For now, Nash's interest is Blurb's ability to create a curated pool of recommended specialists without a fiduciary hand in the deal.
"Blurb isn't anything at the commoditized end of the business," Nash says.
"Which makes this services offering a good thing for the freelancers," the specialists, because the independent service providers on in the curated pool "are operating among potential customers who are not looking for the cheapest possible cover designers but for the best cover designers at the best value.
"Different people will have different ways of figuring out where they find value -- that depends on the circumstances. You don't need a $10,000 cover designer for Grandma's cookbook. But maybe you really do want a $5,000 art director for the interior of your catalog of antique Tag Heuer watches which is reportedly worth a million dollars."
In answer to my question, Nash agrees that the most expedient, least quality-oriented authors may not find this kind of service helpful.
"If all you want to do is punch your lottery ticket -- throw 100,000 words into the meat grinder and hope you've got Fifty Shades of Grey," there's much less need for the stronger services of these specialists. "As a general rule, in my opinion, publishers should be aiming at the top of the market at all times. They should be aiming at quality rather than running around equating that readers or the media or Amazon doesn't value what they offer. Treat the value of what you offer seriously. I actually think part of what Blurb is doing...helps original publishers in a way. It puts a visible dollar value on some of the services that digital publishing specialists offer."

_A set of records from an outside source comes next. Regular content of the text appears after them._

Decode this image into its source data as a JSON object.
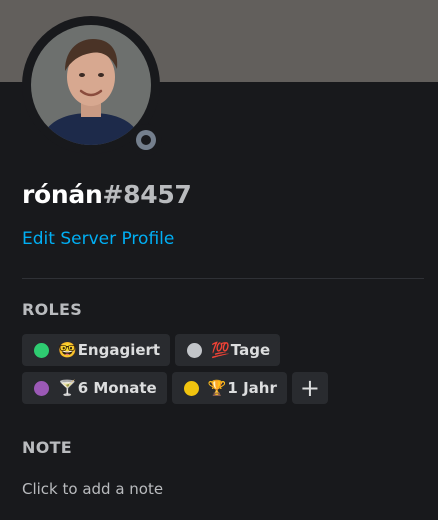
{
  "profile": {
    "name": "rónán",
    "discriminator": "#8457",
    "edit_profile_label": "Edit Server Profile",
    "status": "offline",
    "banner_color": "#625f5c"
  },
  "roles": {
    "title": "ROLES",
    "rows": [
      [
        {
          "name": "Engagiert",
          "emoji": "🤓",
          "color": "#2ecc71"
        },
        {
          "name": "Tage",
          "emoji": "💯",
          "color": "#c2c5c9"
        }
      ],
      [
        {
          "name": "6 Monate",
          "emoji": "🍸",
          "color": "#9b59b6"
        },
        {
          "name": "1 Jahr",
          "emoji": "🏆",
          "color": "#f1c40f"
        }
      ]
    ],
    "add_label": "+"
  },
  "note": {
    "title": "NOTE",
    "placeholder": "Click to add a note"
  }
}
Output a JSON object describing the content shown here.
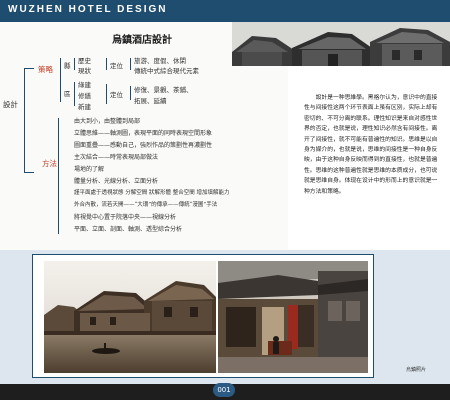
{
  "header": {
    "title": "WUZHEN HOTEL DESIGN"
  },
  "page": {
    "title": "烏鎮酒店設計",
    "number": "001"
  },
  "mindmap": {
    "root": "設計",
    "strategy": {
      "label": "策略",
      "g1_label": "縣",
      "g1_items": [
        "歷史",
        "現狀"
      ],
      "g1_mid": "定位",
      "g1_results": [
        "旅游、度假、休閑",
        "傳統中式綜合現代元素"
      ],
      "g2_label": "區",
      "g2_items": [
        "綠建",
        "修繕",
        "新建"
      ],
      "g2_mid": "定位",
      "g2_results": [
        "修復、景觀、茶鋪、",
        "拓展、延續"
      ]
    },
    "method": {
      "label": "方法",
      "items": [
        "由大到小，由整體到局部",
        "立體思維——軸測圖，表現平面的同時表現空間形象",
        "圖面重疊——感動自己，強烈作品的策劃性再濃劃性",
        "主次結合——時常表現局部做法",
        "場地的了解",
        "體量分析、光線分析、立面分析",
        "謹平面處于透視狀態 分解空間 狀解形體 整合空間 增加填解能力",
        "外合內散，流若天開——“大環”的傳承——傳統“漫圖”手法",
        "將視覺中心置于院落中央——視線分析",
        "平面、立面、剖面、軸測、透型綜合分析"
      ]
    }
  },
  "description": "設計是一种思維學。黑格尔认为，意识中的直接性与间接性这两个环节表面上虽有区別，实际上却有密切的、不可分离的联系。理性知识是来自对感性世界的否定，也就是说，理性知识必然含有间接性。离开了间接性，就不可能有普遍性的知识。思维是以自身为媒介的，也就是说，思维的间接性是一种自身反映，由于这种自身反映而得到的直接性，也就是普遍性。思维的这种普遍性就是思维的本质成分，也可说就是思维自身。体现在设计中的形而上的意识就是一种方法和策略。",
  "caption": "烏鎮照片"
}
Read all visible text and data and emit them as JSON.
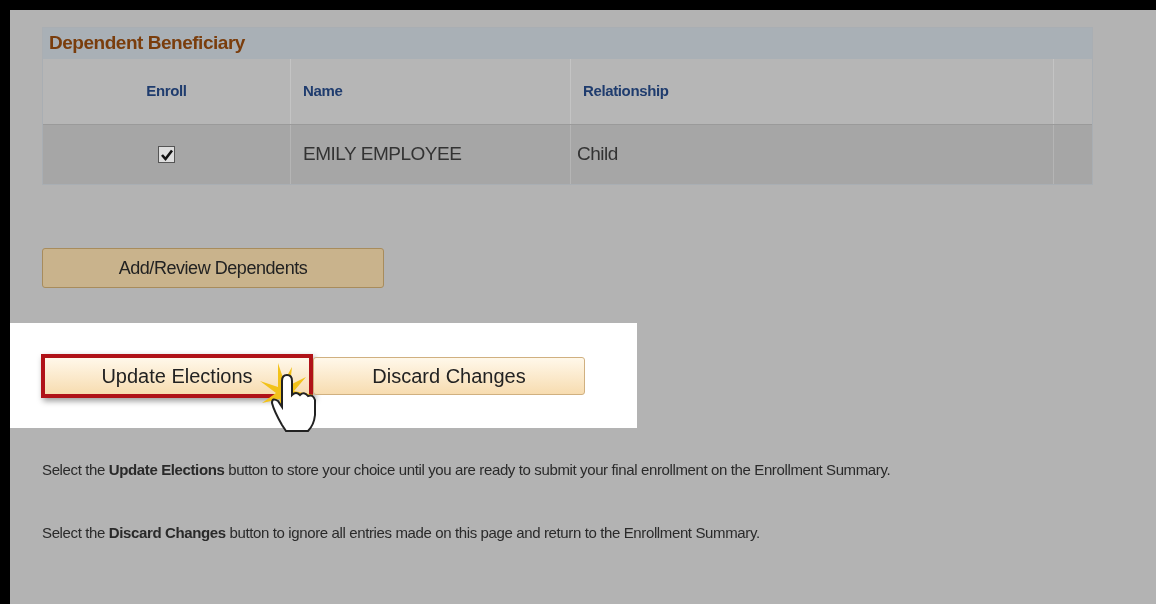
{
  "grid": {
    "title": "Dependent Beneficiary",
    "columns": [
      "Enroll",
      "Name",
      "Relationship"
    ],
    "rows": [
      {
        "enrolled": true,
        "name": "EMILY EMPLOYEE",
        "relationship": "Child"
      }
    ]
  },
  "add_button": "Add/Review Dependents",
  "action_buttons": [
    {
      "label": "Update Elections",
      "highlighted": true
    },
    {
      "label": "Discard Changes",
      "highlighted": false
    }
  ],
  "instructions": [
    "Select the **Update Elections** button to store your choice until you are ready to submit your final enrollment on the Enrollment Summary.",
    "Select the **Discard Changes** button to ignore all entries made on this page and return to the Enrollment Summary."
  ]
}
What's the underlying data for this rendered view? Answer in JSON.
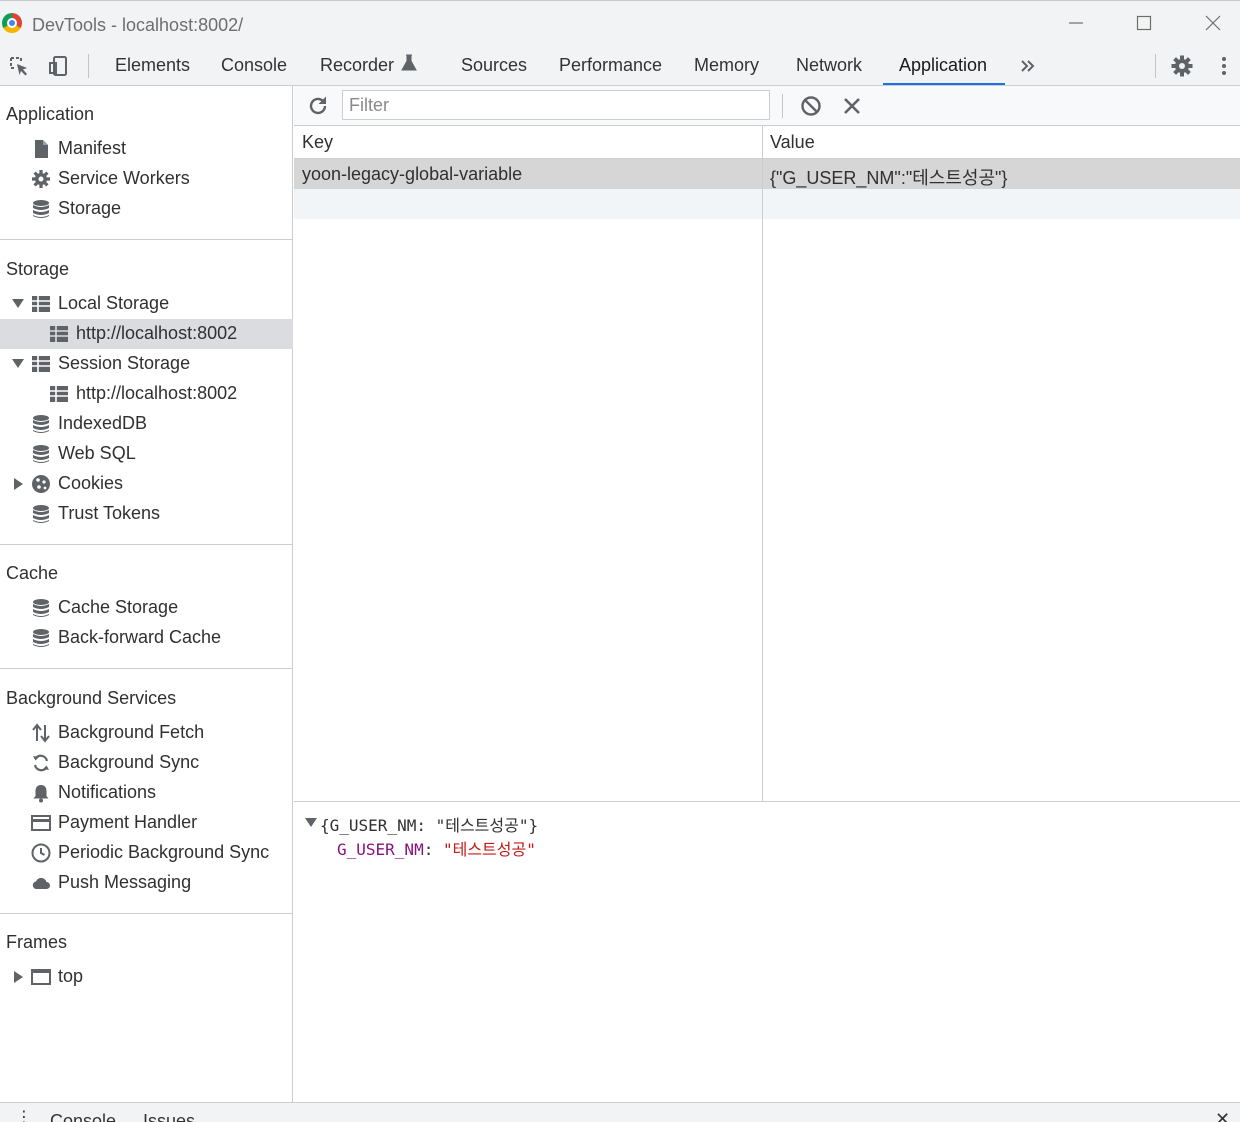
{
  "window": {
    "title": "DevTools - localhost:8002/"
  },
  "tabs": [
    {
      "label": "Elements"
    },
    {
      "label": "Console"
    },
    {
      "label": "Recorder"
    },
    {
      "label": "Sources"
    },
    {
      "label": "Performance"
    },
    {
      "label": "Memory"
    },
    {
      "label": "Network"
    },
    {
      "label": "Application",
      "active": true
    }
  ],
  "sidebar": {
    "application": {
      "title": "Application",
      "items": [
        {
          "label": "Manifest",
          "icon": "document-icon"
        },
        {
          "label": "Service Workers",
          "icon": "gear-icon"
        },
        {
          "label": "Storage",
          "icon": "database-icon"
        }
      ]
    },
    "storage": {
      "title": "Storage",
      "local_storage": "Local Storage",
      "local_origin": "http://localhost:8002",
      "session_storage": "Session Storage",
      "session_origin": "http://localhost:8002",
      "indexeddb": "IndexedDB",
      "websql": "Web SQL",
      "cookies": "Cookies",
      "trust_tokens": "Trust Tokens"
    },
    "cache": {
      "title": "Cache",
      "cache_storage": "Cache Storage",
      "back_forward": "Back-forward Cache"
    },
    "background": {
      "title": "Background Services",
      "items": [
        {
          "label": "Background Fetch",
          "icon": "arrows-updown-icon"
        },
        {
          "label": "Background Sync",
          "icon": "sync-icon"
        },
        {
          "label": "Notifications",
          "icon": "bell-icon"
        },
        {
          "label": "Payment Handler",
          "icon": "card-icon"
        },
        {
          "label": "Periodic Background Sync",
          "icon": "clock-icon"
        },
        {
          "label": "Push Messaging",
          "icon": "cloud-icon"
        }
      ]
    },
    "frames": {
      "title": "Frames",
      "top": "top"
    }
  },
  "storage_view": {
    "filter_placeholder": "Filter",
    "columns": {
      "key": "Key",
      "value": "Value"
    },
    "rows": [
      {
        "key": "yoon-legacy-global-variable",
        "value": "{\"G_USER_NM\":\"테스트성공\"}"
      }
    ],
    "preview": {
      "summary_open": "{G_USER_NM: ",
      "summary_value": "\"테스트성공\"",
      "summary_close": "}",
      "prop_key": "G_USER_NM",
      "prop_sep": ": ",
      "prop_value": "\"테스트성공\""
    }
  },
  "drawer": {
    "console": "Console",
    "issues": "Issues"
  },
  "colors": {
    "accent": "#1a73e8",
    "selected_row": "#d6d6d6",
    "prop_key": "#881280",
    "string_value": "#c41a16"
  }
}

This initial group of specialists is focused on the needs of independent authors. Both Gittins and Nash say that they expect to work together next to curate a pool of specialists more focused on the needs of business clients, companies looking to create books for their corporate needs.
The process of curating one of these pools involves a couple of days in San Francisco at Blurb's offices. "Molly and I certainly had a great two days talking and brainstorming with Blurb...'create more value than you capture,' as Tim O'Reilly likes to say.
"This particular venture, I think, is doing that."
Main image - Shutterstock: blurAZ